There is a vast world-wide network of hundreds of thousands of scientists that has been working around the clock during the pandemic in hospitals, universities, companies, and other organizations investigating the virus, how it spreads, and meticulously analyzing the symptoms of the patients presenting with the disease. These scientists share findings, information, ideas, and experience, and test old and new treatments on cultured cells, animals, and humans.
It is thanks to the action of these scientists that we now have a more accurate picture of the symptoms of COVID-19 and effective strategies to minimize the spread of the virus as we rescind stay-at-home orders and begin reopening our society. These scientists are also developing vaccines against COVID-19 and dealing with some unique problems in vaccine development pertinent to coronaviruses, and they are conducting studies to evaluate the benefit of other potential treatments for COVID-19. All in all, there are currently more than a thousand clinical trials all over the world investigating treatments for COVID-19. In these studies, some treatments that were initially touted as game changers such as hydroxychloroquine have so far not lived up to their initial promise. But other studies have shown more promise, such as that of the antiviral compound remdesivir, which is part of a remarkable story involving two decades of research into coronaviruses.
One of the greatest achievements of scientists studying COVID-19 is a reevaluation of what the disease really is. The virus that causes COVID-19 is called “SARS-Cov-2”. This stands for “severe acute respiratory syndrome coronavirus 2”. This is because it was thought that the virus would predominantly infect the airways. But early in the pandemic, doctors in China treating COVID-19 patients made the observation that hospitalized patients were experiencing blood clots. Bloodwork analysis indicated that the patients with the most severe illness were strongly positive for some of the most common indicators of risk of increased clotting. Doctors in other countries also found the same thing. A study with almost 3,000 patients found that indeed, those patients administered anticoagulants survived longer: an effect that was even more striking in the sickest patients. The International Society on Thrombosis and Haemostasis issued a document where they provided an interim guidance to treat patients with COVID-19 based on their coagulation parameters. This and other evidence ranging from the molecular to the clinical, has contributed to shape an emerging theory regarding COVID-19 which proposes that, although the disease starts in the lungs, the virus then proceeds to attack the blood vessels. This theory would explain many of the observations made regarding the particular symptoms of COVID-19, and suggests many new lines of treatment.

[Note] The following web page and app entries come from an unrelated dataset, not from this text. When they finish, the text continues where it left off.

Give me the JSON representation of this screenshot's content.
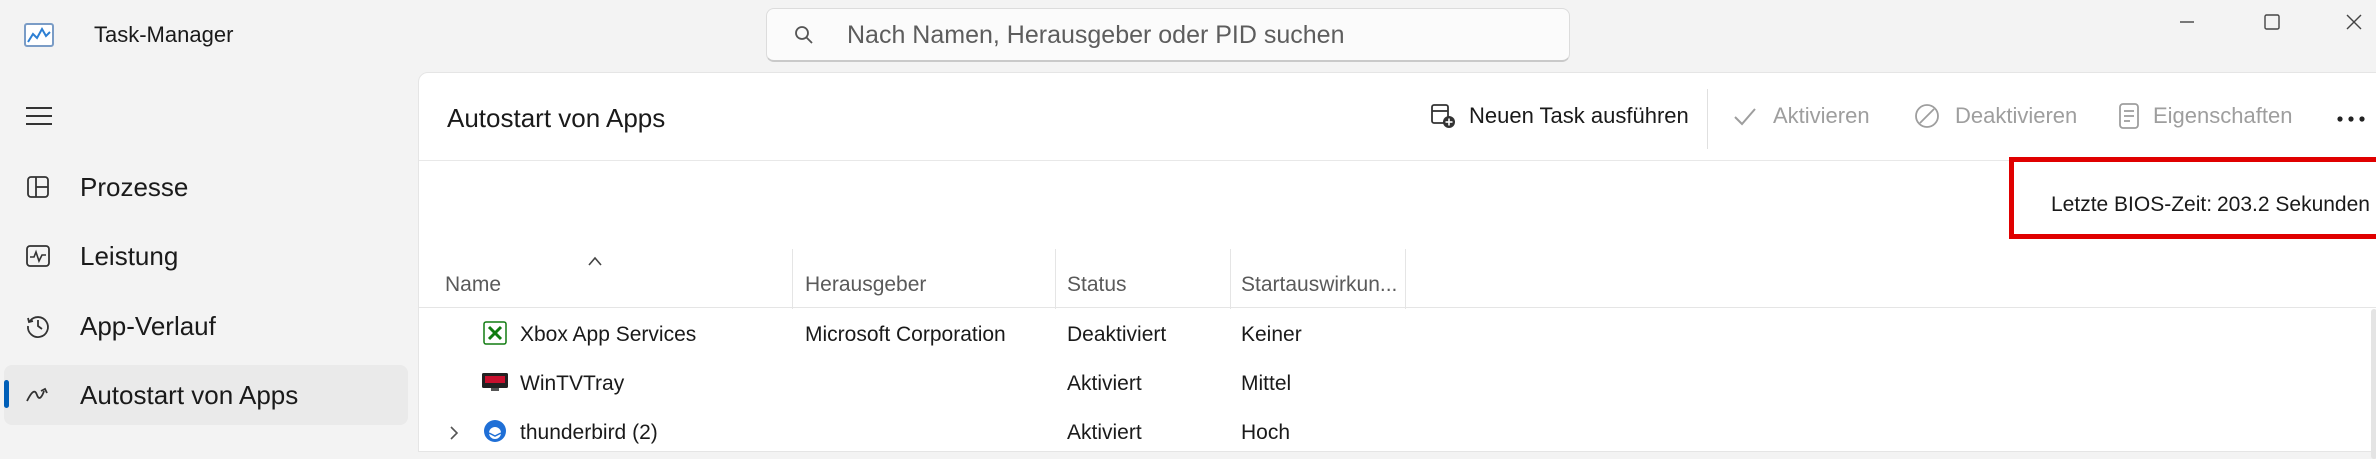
{
  "app": {
    "title": "Task-Manager",
    "icon": "task-manager-icon"
  },
  "search": {
    "placeholder": "Nach Namen, Herausgeber oder PID suchen"
  },
  "window_controls": [
    "minimize-icon",
    "maximize-icon",
    "close-icon"
  ],
  "sidebar": {
    "items": [
      {
        "label": "Prozesse",
        "icon": "processes-icon"
      },
      {
        "label": "Leistung",
        "icon": "performance-icon"
      },
      {
        "label": "App-Verlauf",
        "icon": "history-icon"
      },
      {
        "label": "Autostart von Apps",
        "icon": "startup-icon",
        "active": true
      }
    ]
  },
  "main": {
    "title": "Autostart von Apps",
    "toolbar": {
      "new_task": "Neuen Task ausführen",
      "enable": "Aktivieren",
      "disable": "Deaktivieren",
      "properties": "Eigenschaften"
    },
    "bios": {
      "label": "Letzte BIOS-Zeit:",
      "value": "203.2 Sekunden"
    },
    "table": {
      "columns": [
        "Name",
        "Herausgeber",
        "Status",
        "Startauswirkun..."
      ],
      "rows": [
        {
          "name": "Xbox App Services",
          "publisher": "Microsoft Corporation",
          "status": "Deaktiviert",
          "impact": "Keiner"
        },
        {
          "name": "WinTVTray",
          "publisher": "",
          "status": "Aktiviert",
          "impact": "Mittel"
        },
        {
          "name": "thunderbird (2)",
          "publisher": "",
          "status": "Aktiviert",
          "impact": "Hoch"
        }
      ]
    }
  },
  "colors": {
    "accent": "#005fb8",
    "highlight": "#e00000"
  }
}
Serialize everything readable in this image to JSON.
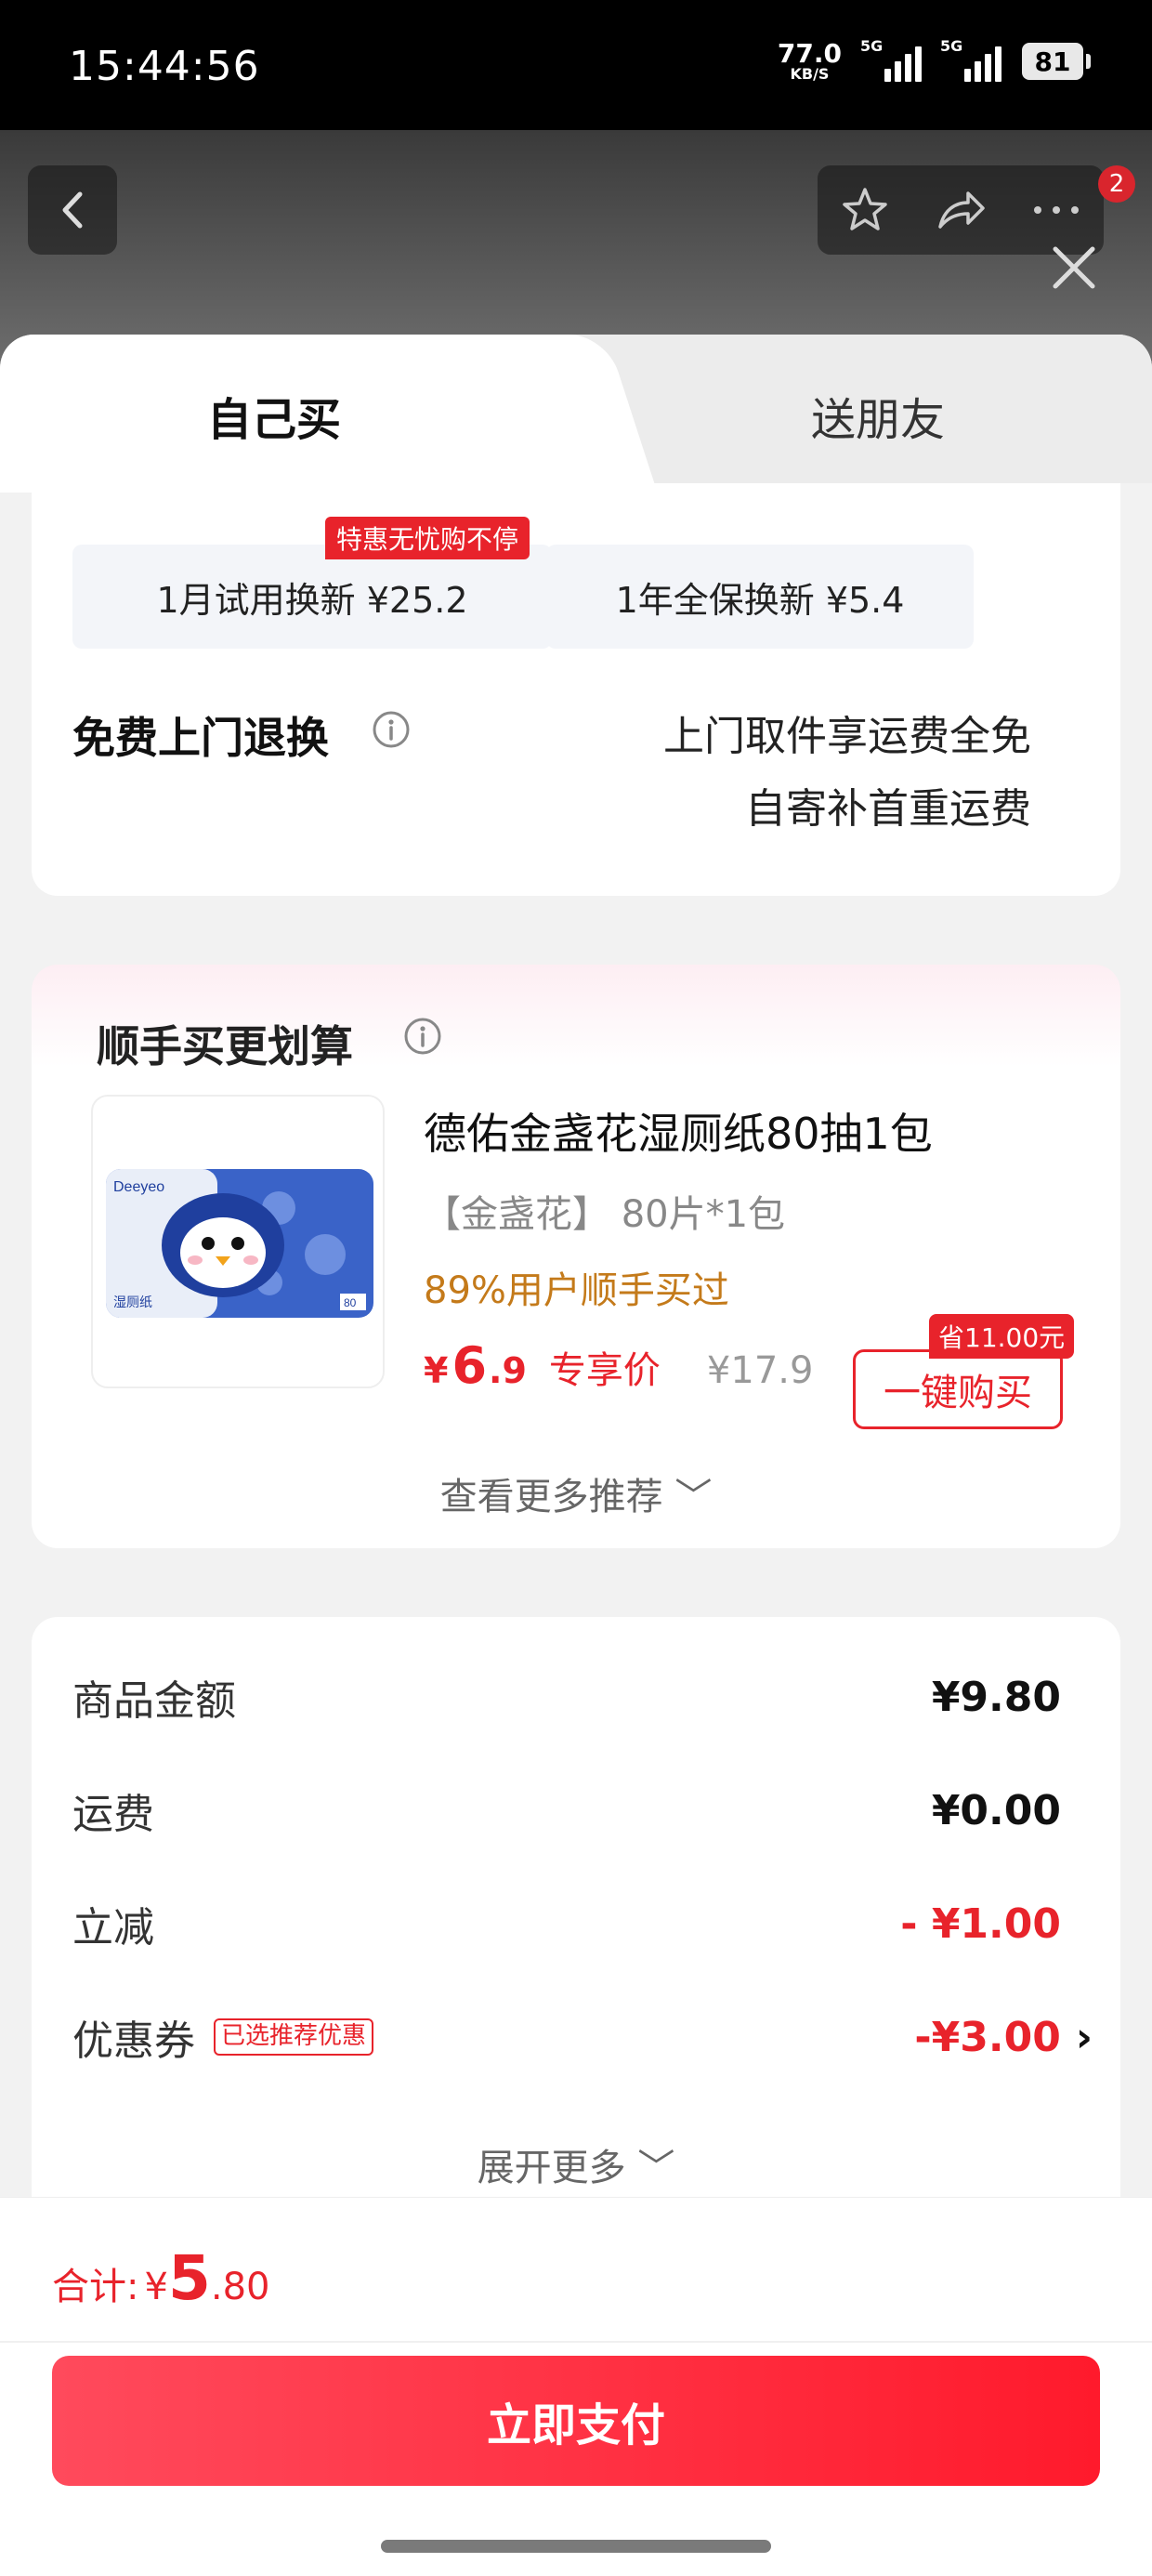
{
  "status_bar": {
    "time": "15:44:56",
    "net_speed": "77.0",
    "net_unit": "KB/S",
    "signal1_label": "5G",
    "signal2_label": "5G",
    "battery": "81"
  },
  "header": {
    "notification_count": "2"
  },
  "tabs": {
    "self_buy": "自己买",
    "gift_friend": "送朋友"
  },
  "protection": {
    "option1_tag": "特惠无忧购不停",
    "option1_label": "1月试用换新  ¥25.2",
    "option2_label": "1年全保换新  ¥5.4",
    "return_title": "免费上门退换",
    "return_line1": "上门取件享运费全免",
    "return_line2": "自寄补首重运费"
  },
  "bundle": {
    "title": "顺手买更划算",
    "product_name": "德佑金盏花湿厕纸80抽1包",
    "product_spec": "【金盏花】 80片*1包",
    "social_proof": "89%用户顺手买过",
    "price_symbol": "¥",
    "price_int": "6",
    "price_dec": ".9",
    "price_label": "专享价",
    "original_price": "¥17.9",
    "save_tag": "省11.00元",
    "buy_button": "一键购买",
    "more_label": "查看更多推荐 ﹀",
    "image_brand": "Deeyeo",
    "image_text": "湿厕纸",
    "image_count": "80"
  },
  "summary": {
    "rows": [
      {
        "label": "商品金额",
        "value": "¥9.80"
      },
      {
        "label": "运费",
        "value": "¥0.00"
      },
      {
        "label": "立减",
        "value": "- ¥1.00"
      },
      {
        "label": "优惠券",
        "tag": "已选推荐优惠",
        "value": "-¥3.00"
      }
    ],
    "expand_more": "展开更多 ﹀"
  },
  "footer": {
    "total_label": "合计:",
    "total_symbol": "¥",
    "total_int": "5",
    "total_dec": ".80",
    "pay_button": "立即支付"
  },
  "colors": {
    "accent_red": "#e8232b",
    "social_orange": "#c47a1a"
  }
}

Apart from flattening the curve and other considerations, by delaying the spread of the virus through mitigation we have gained time and knowledge, and during a pandemic these two things are invaluable.
Image from pixabay by Queven is used under a pixabay license.